NMAS is the product of a partnership between the International Association of Fire Chiefs, Intermedix and spatial analytics company Esri, and the successor to the current mutual aid tool, IAFC’s text-based Mutual Aid Net (MAN).
MAN, which is currently used by 18 states across the country, allows departments in participating sites to request aid from nearby jurisdictions within the same state by entering related zip codes, but does not always result in the most efficient services, Cy Cole, director of federal preparedness at Intermedix, said.
Cole told StateScoop in October that while MAN works, NMAS utilizes technologies that will make mutual aid even more reliable and effective.
"What we're doing is delivering information to the point of need at the time of need," he said. "If I'm out in the field and I need information, I need it right now. Wildland fires — when the wind changes your whole scenario changes, so the ability to rapidly adjust and flex resources in and out in a matter of hours than days can make a huge difference."
The idea behind NMAS, which will leverage Intermedix’s WebEOC crisis management software and Esri's ArcGIS platform, is that the system will maintain inventory data of all participating departments while also enrolling those departments into a geospatial database. The inventory data will follow the National Incident Management System’s format, giving common definitions for different types of equipment between all participating departments.
When a department queries the NMAS system for mutual aid, a map displaying departments that could potentially assist will appear, as well as a list ranking them by distance. The requesting department can sort by distance, category, resource and time to delivery, and request specific types of aid like personnel, equipment or supplies.
Participating departments can also manage their own inventories, letting other departments know what will be available.

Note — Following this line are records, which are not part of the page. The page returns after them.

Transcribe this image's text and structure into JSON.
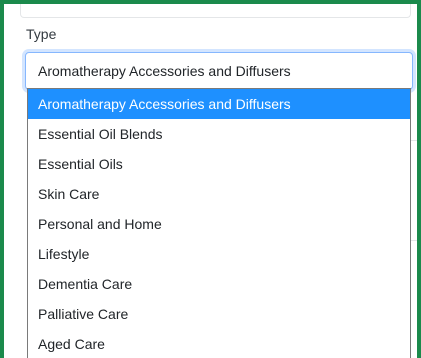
{
  "field": {
    "label": "Type",
    "selected_value": "Aromatherapy Accessories and Diffusers"
  },
  "dropdown": {
    "options": [
      "Aromatherapy Accessories and Diffusers",
      "Essential Oil Blends",
      "Essential Oils",
      "Skin Care",
      "Personal and Home",
      "Lifestyle",
      "Dementia Care",
      "Palliative Care",
      "Aged Care"
    ],
    "highlighted_index": 0
  },
  "colors": {
    "frame_border": "#1b8a4c",
    "highlight": "#1e90ff",
    "focus_border": "#86b7fe"
  }
}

“Combining emergency asset data with location intelligence gives first responders a huge advantage when managing situations,” said Mike Cox, Esri fire and EMS industry manager. “The National Mutual Aid System tool incorporates geographic information into real-time capabilities that enable professionals like emergency medical technicians to have a comprehensive awareness of where an emergency is occurring, when it happened, and exactly what is needed at the scene.”